Adobe has announced the abandonment of its acquisition of Figma owing to a lack of confidence in getting regulatory approval for anti-trust reasons.
Along with IPOs, strategic acquisitions are the major source of financial return for investors in startups. Fewer acquisitions (especially big acquisitions) means lower returns for investors. Lower returns mean negative pressure on startup investment and negative pressure on the formation of new businesses in general.
Blocking acquisitions is a blunt instrument for addressing anti-trust issues because it throttles the incentives that are there for startups to exist in the first place.
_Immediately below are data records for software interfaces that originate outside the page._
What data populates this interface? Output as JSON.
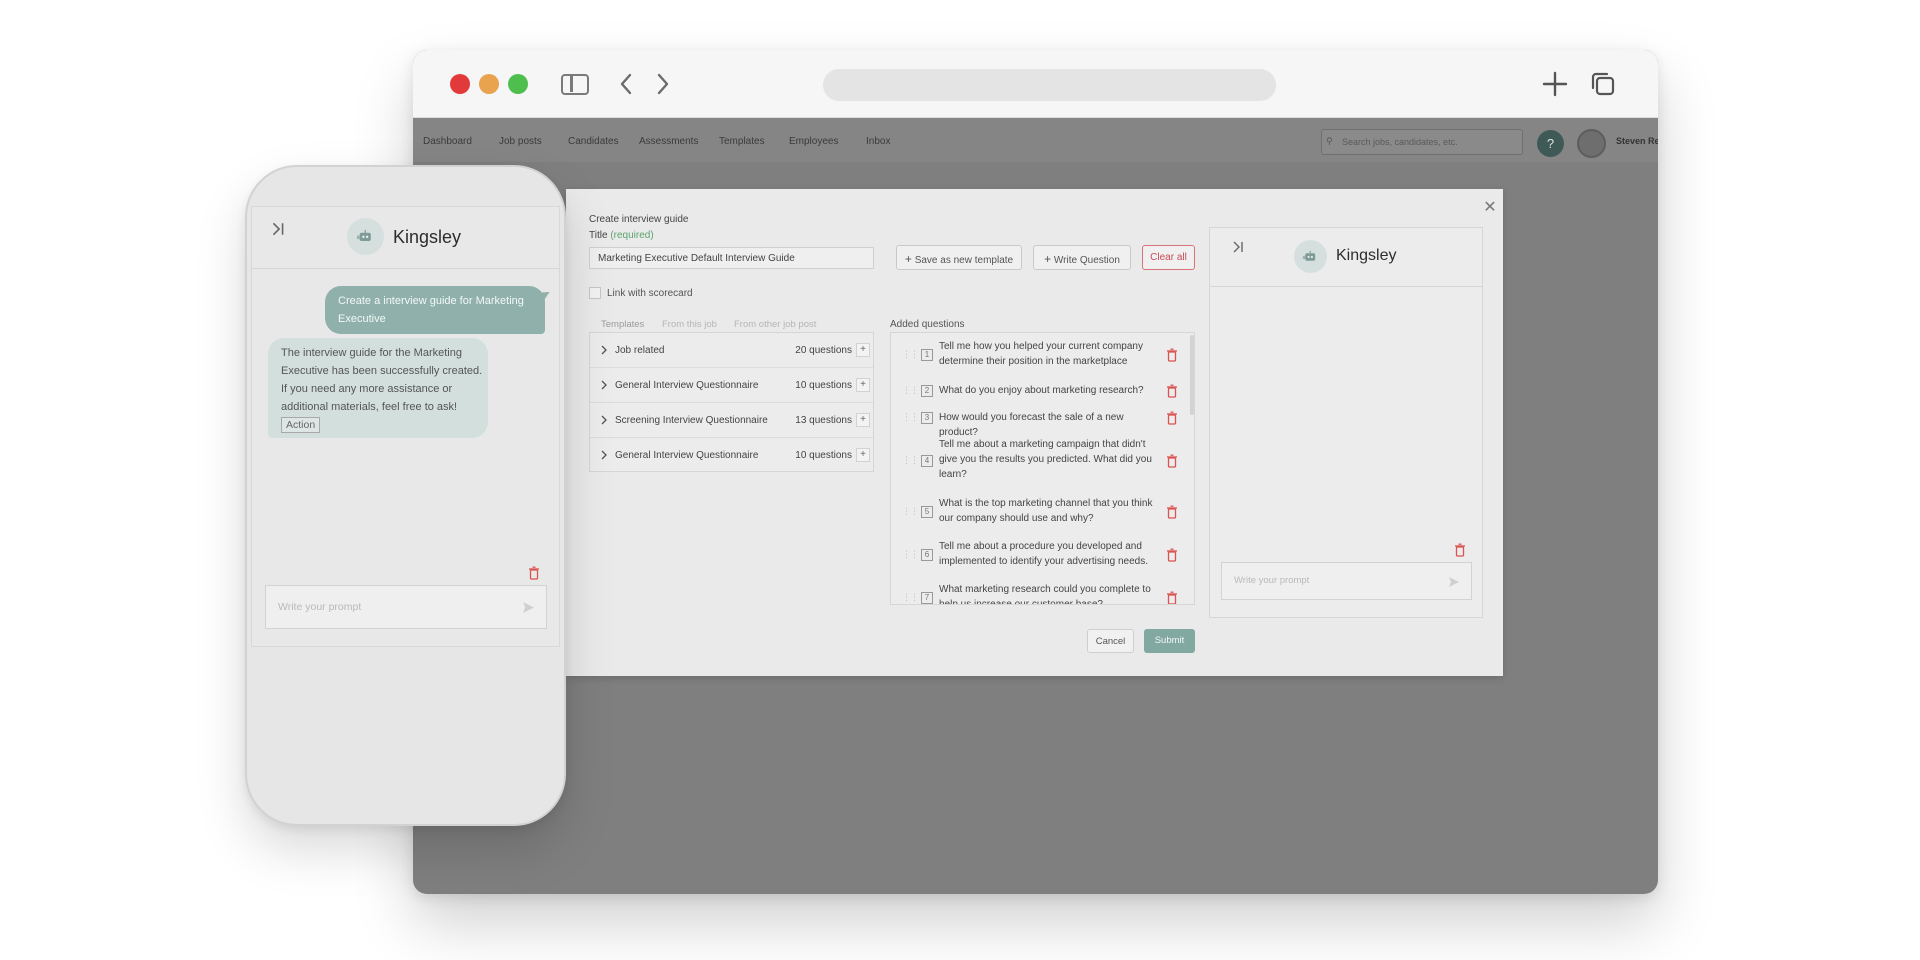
{
  "app": {
    "nav_items": [
      "Dashboard",
      "Job posts",
      "Candidates",
      "Assessments",
      "Templates",
      "Employees",
      "Inbox"
    ],
    "search_placeholder": "Search jobs, candidates, etc.",
    "help_label": "?",
    "user_name": "Steven Re"
  },
  "modal": {
    "heading": "Create interview guide",
    "title_label": "Title",
    "title_required": "(required)",
    "title_value": "Marketing Executive Default Interview Guide",
    "save_template_label": "Save as new template",
    "write_question_label": "Write Question",
    "clear_all_label": "Clear all",
    "link_scorecard_label": "Link with scorecard",
    "tabs": [
      "Templates",
      "From this job",
      "From other job post"
    ],
    "templates": [
      {
        "name": "Job related",
        "count": "20 questions"
      },
      {
        "name": "General Interview Questionnaire",
        "count": "10 questions"
      },
      {
        "name": "Screening Interview Questionnaire",
        "count": "13 questions"
      },
      {
        "name": "General Interview Questionnaire",
        "count": "10 questions"
      }
    ],
    "added_label": "Added questions",
    "questions": [
      {
        "num": "1",
        "text": "Tell me how you helped your current company determine their position in the marketplace"
      },
      {
        "num": "2",
        "text": "What do you enjoy about marketing research?"
      },
      {
        "num": "3",
        "text": "How would you forecast the sale of a new product?"
      },
      {
        "num": "4",
        "text": "Tell me about a marketing campaign that didn't give you the results you predicted. What did you learn?"
      },
      {
        "num": "5",
        "text": "What is the top marketing channel that you think our company should use and why?"
      },
      {
        "num": "6",
        "text": "Tell me about a procedure you developed and implemented to identify your advertising needs."
      },
      {
        "num": "7",
        "text": "What marketing research could you complete to help us increase our customer base?"
      }
    ],
    "cancel_label": "Cancel",
    "submit_label": "Submit"
  },
  "chat": {
    "bot_name": "Kingsley",
    "prompt_placeholder": "Write your prompt",
    "user_message": "Create a interview guide for Marketing Executive",
    "bot_message": "The interview guide for the Marketing Executive has been successfully created. If you need any more assistance or additional materials, feel free to ask!",
    "action_label": "Action"
  },
  "colors": {
    "accent": "#82a8a2",
    "danger": "#d9534f",
    "required": "#5aa36d"
  }
}
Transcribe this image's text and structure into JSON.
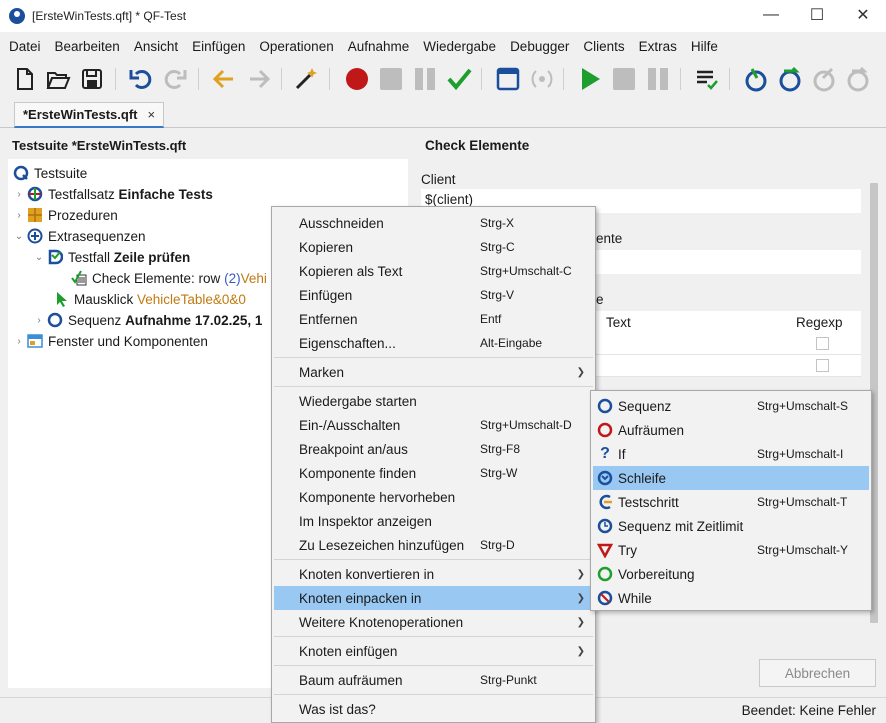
{
  "window": {
    "title": "[ErsteWinTests.qft] * QF-Test",
    "minimize": "—",
    "maximize": "☐",
    "close": "✕"
  },
  "menubar": [
    "Datei",
    "Bearbeiten",
    "Ansicht",
    "Einfügen",
    "Operationen",
    "Aufnahme",
    "Wiedergabe",
    "Debugger",
    "Clients",
    "Extras",
    "Hilfe"
  ],
  "tab": {
    "label": "*ErsteWinTests.qft",
    "close": "×"
  },
  "tree": {
    "header": "Testsuite *ErsteWinTests.qft",
    "root": "Testsuite",
    "testset_prefix": "Testfallsatz ",
    "testset_name": "Einfache Tests",
    "procedures": "Prozeduren",
    "extras": "Extrasequenzen",
    "testcase_prefix": "Testfall ",
    "testcase_name": "Zeile prüfen",
    "check_prefix": "Check Elemente: row ",
    "check_num": "(2)",
    "check_target": " Vehi",
    "click_prefix": "Mausklick ",
    "click_target": "VehicleTable&0&0",
    "seq_prefix": "Sequenz ",
    "seq_name": "Aufnahme 17.02.25, 1",
    "windows": "Fenster und Komponenten"
  },
  "detail": {
    "title": "Check Elemente",
    "client_label": "Client",
    "client_value": "$(client)",
    "component_label_tail": "ente",
    "items_label_tail": "e",
    "col_text": "Text",
    "col_regexp": "Regexp",
    "cancel": "Abbrechen"
  },
  "status": "Beendet: Keine Fehler",
  "context_menu": [
    {
      "label": "Ausschneiden",
      "acc": "Strg-X"
    },
    {
      "label": "Kopieren",
      "acc": "Strg-C"
    },
    {
      "label": "Kopieren als Text",
      "acc": "Strg+Umschalt-C"
    },
    {
      "label": "Einfügen",
      "acc": "Strg-V"
    },
    {
      "label": "Entfernen",
      "acc": "Entf"
    },
    {
      "label": "Eigenschaften...",
      "acc": "Alt-Eingabe"
    },
    {
      "label": "Marken",
      "acc": ""
    },
    {
      "label": "Wiedergabe starten",
      "acc": ""
    },
    {
      "label": "Ein-/Ausschalten",
      "acc": "Strg+Umschalt-D"
    },
    {
      "label": "Breakpoint an/aus",
      "acc": "Strg-F8"
    },
    {
      "label": "Komponente finden",
      "acc": "Strg-W"
    },
    {
      "label": "Komponente hervorheben",
      "acc": ""
    },
    {
      "label": "Im Inspektor anzeigen",
      "acc": ""
    },
    {
      "label": "Zu Lesezeichen hinzufügen",
      "acc": "Strg-D"
    },
    {
      "label": "Knoten konvertieren in",
      "acc": ""
    },
    {
      "label": "Knoten einpacken in",
      "acc": ""
    },
    {
      "label": "Weitere Knotenoperationen",
      "acc": ""
    },
    {
      "label": "Knoten einfügen",
      "acc": ""
    },
    {
      "label": "Baum aufräumen",
      "acc": "Strg-Punkt"
    },
    {
      "label": "Was ist das?",
      "acc": ""
    }
  ],
  "submenu": [
    {
      "label": "Sequenz",
      "acc": "Strg+Umschalt-S",
      "icon": "sequence-icon"
    },
    {
      "label": "Aufräumen",
      "acc": "",
      "icon": "cleanup-icon"
    },
    {
      "label": "If",
      "acc": "Strg+Umschalt-I",
      "icon": "if-icon"
    },
    {
      "label": "Schleife",
      "acc": "",
      "icon": "loop-icon"
    },
    {
      "label": "Testschritt",
      "acc": "Strg+Umschalt-T",
      "icon": "teststep-icon"
    },
    {
      "label": "Sequenz mit Zeitlimit",
      "acc": "",
      "icon": "timed-sequence-icon"
    },
    {
      "label": "Try",
      "acc": "Strg+Umschalt-Y",
      "icon": "try-icon"
    },
    {
      "label": "Vorbereitung",
      "acc": "",
      "icon": "setup-icon"
    },
    {
      "label": "While",
      "acc": "",
      "icon": "while-icon"
    }
  ],
  "colors": {
    "selection": "#99c9f3",
    "accent_blue": "#1b4f9c",
    "record_red": "#c01818",
    "play_green": "#1e9e2e",
    "arrow_orange": "#e0a020"
  }
}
It’s not just about startups; blocking acquisitions throttles incentives for business investment in general.
The only long term solution to anti-trust problems is to have a system that incentivises new players.
Any anti-trust action to block acquisitions today should account for its effect on the formation and investment in future businesses. This is because anti-trust is about benefiting consumers, and consumers are best served by a long term environment that incentivises new business creation and competition.
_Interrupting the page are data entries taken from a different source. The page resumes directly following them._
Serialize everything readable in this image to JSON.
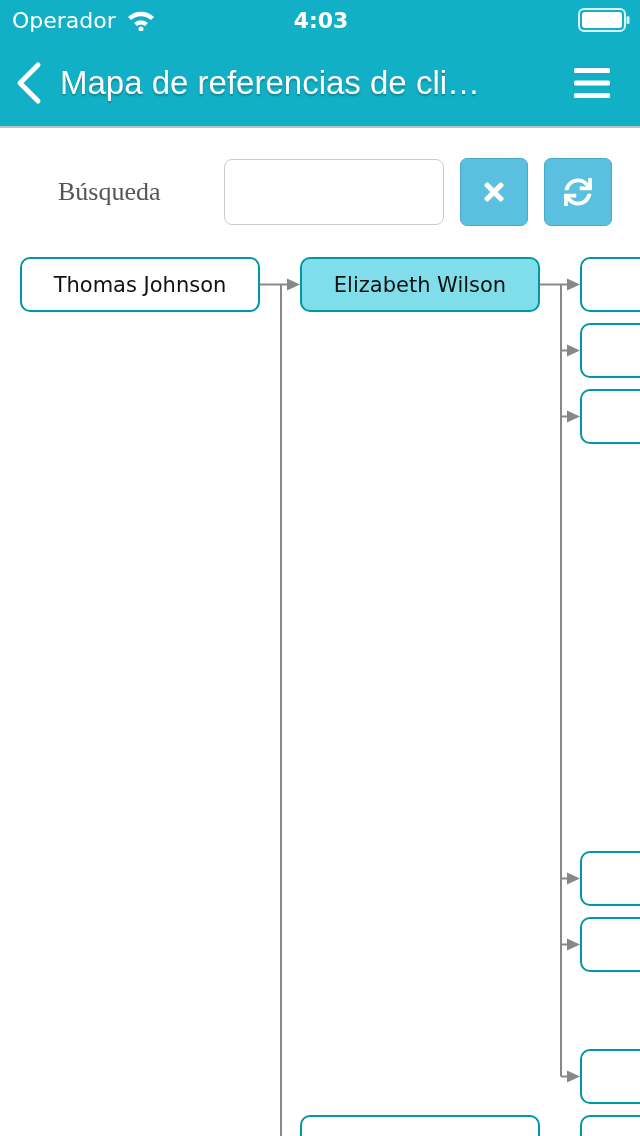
{
  "status_bar": {
    "carrier": "Operador",
    "time": "4:03"
  },
  "nav": {
    "title": "Mapa de referencias de cli…"
  },
  "search": {
    "label": "Búsqueda"
  },
  "tree": {
    "name": "Thomas Johnson",
    "selected": false,
    "children": [
      {
        "name": "Elizabeth Wilson",
        "selected": true,
        "children": [
          {
            "selected": false
          },
          {
            "selected": false
          },
          {
            "selected": false
          },
          {
            "selected": false
          },
          {
            "selected": false
          },
          {
            "selected": false
          }
        ]
      },
      {
        "selected": false,
        "children": [
          {
            "selected": false
          }
        ]
      }
    ]
  }
}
I’m excited about the future of Figma, who have excellent products and a young and incredibly capable founder, Dylan Field. My guess is that Figma will do very well.
Yet, to focus on this, or on the breakup fee that will be received by Figma, misses the point.
There has been a real change of expectations around what is possible with acquisitions and that is long term headwind for business formation and for a competitive and diverse marketplace for consumers.
- In addition to IPOs, one can include financial acquisitions, e.g. by private equity
2. “new players” can include new product lines or divisions of existing companies. The incentives provided by the possibility of acquisition are also real for them and their investors/owners.